  3. When done it will scan the source server for problems – Resolve these problems before you continue.
  4. Create the answer file.
  5. Make sure the answer file is on a disk (Flash drive or hard drive) that is connected to the new SBS2011 server (Destinations server) and run the migration from the SBS2011 disk.
  6. Run through all the steps (The migration process can take a couple of hours to complete).
  7. Log in with an admin account but not the built in administrator account (You can’t run the migration step with the built in administrator account).
  8. Run the migration steps (This includes moving the mailboxes, installing the certificate etc.)
  9. Move all data and re-create shares.
  10. Install 3rd party apps.
  11. Configure backups.
  12. Decommission the old server.

Running out of space during Mailbox Move Exchange 2010

A lot of times when you are busy doing a mailbox move you will see that the transaction logs can actually grow just as big as the size of the Database. So what can happen is you can run out of space on your database drive and the mailbox move will stop.

To work around this issue you can temporarily enable Circular Logging that will keep deleting the transaction logs while the mailbox move in progress.

To achieve this do the following:

1. Open Exchange Management Console – Go to Organisation – Mailbox

2. Select the Mailbox Database you are performing the move on. Right click – Properties

3. Enable Circular Logging

4. Restart the information Store Service for changes to take affect. (Please note this will temporarily disconnect your users)

After this please be sure to enable it as the Transaction logs assist in recovery situations.


Terminal Server – Users logging in with temp profiles

After you have migrated your terminal servers or configured Session Broker with roaming profiles you might find that some users are being logged in with temporary profiles. Below describes the steps to resolve this.

  1.  Request the user to log off from the TS session.
  1. Log in as the user and detect if the profile is problematic – It should give you a pop up telling you that you are logged in with a temp profile. To make sure, open command prompt and see if it shows the correct users profile in the first line or if it shows a temp profile.
  1. If you are using Session Broker (High availability terminal servers) – Go to command prompt, type hostname and see on what server you are experiencing the temp profile issue for the specific user (The problem might only be on the specific terminal server).
  1. Log off as the user and log on with an admin account.
  2. Go to regedit, locate the user and delete the users profile registry key.

HK_LOCAL_ MACHINE -> Software -> Microsoft -> Windows NT -> CurrentVersion -> ProfileList.

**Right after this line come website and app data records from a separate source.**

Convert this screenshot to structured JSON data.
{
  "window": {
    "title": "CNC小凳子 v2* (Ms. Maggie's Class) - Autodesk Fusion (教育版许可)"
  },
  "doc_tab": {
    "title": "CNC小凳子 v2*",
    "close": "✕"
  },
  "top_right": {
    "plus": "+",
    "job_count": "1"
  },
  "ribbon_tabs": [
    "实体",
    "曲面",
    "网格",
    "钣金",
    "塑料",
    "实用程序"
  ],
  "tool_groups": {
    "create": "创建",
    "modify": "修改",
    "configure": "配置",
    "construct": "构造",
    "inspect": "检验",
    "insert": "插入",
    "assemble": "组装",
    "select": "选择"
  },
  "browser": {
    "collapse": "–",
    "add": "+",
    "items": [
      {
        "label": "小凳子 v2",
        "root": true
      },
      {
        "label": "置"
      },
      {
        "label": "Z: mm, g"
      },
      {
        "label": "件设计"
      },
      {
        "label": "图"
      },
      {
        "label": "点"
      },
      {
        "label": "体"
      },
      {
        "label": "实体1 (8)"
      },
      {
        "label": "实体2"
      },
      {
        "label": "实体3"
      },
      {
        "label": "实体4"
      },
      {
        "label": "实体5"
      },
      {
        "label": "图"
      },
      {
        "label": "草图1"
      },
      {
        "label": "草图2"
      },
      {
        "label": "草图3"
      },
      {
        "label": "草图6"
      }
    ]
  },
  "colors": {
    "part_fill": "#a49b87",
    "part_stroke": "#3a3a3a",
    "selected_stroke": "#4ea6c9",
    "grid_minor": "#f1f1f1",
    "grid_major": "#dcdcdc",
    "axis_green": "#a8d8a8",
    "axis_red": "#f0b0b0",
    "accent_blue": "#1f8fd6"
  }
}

Right-click on ‘ProfileList’, click on ‘find’, type the name of the user, you will be directed to the users registery key, delete it (if there’s a duplicate, delete both). It usually creates a .bak registry entry if the profile is problematic.

6.  Copy the users pofile to a backup location (Moving the users profile out of the roaming profile location).

6.  You can now log in as the user – It will create a new profile for the user.

7.  Copy the old profile’s data to the new profile.

The user should now be able to continue working without being logged in with a temp profile.

Terminal Server – printing redirection

For server 2008 Terminal Servers you can use Easy Print – You don’t need identical drivers on Server and client.

For server 2003 Terminal Server you would need identical drivers on Server and client.

For Easy Print to work on Windows XP machines you would need SP3 and .Net Framework 3.5 installed.

Make sure ‘printers’ are selected on local resources of clients DRP connection.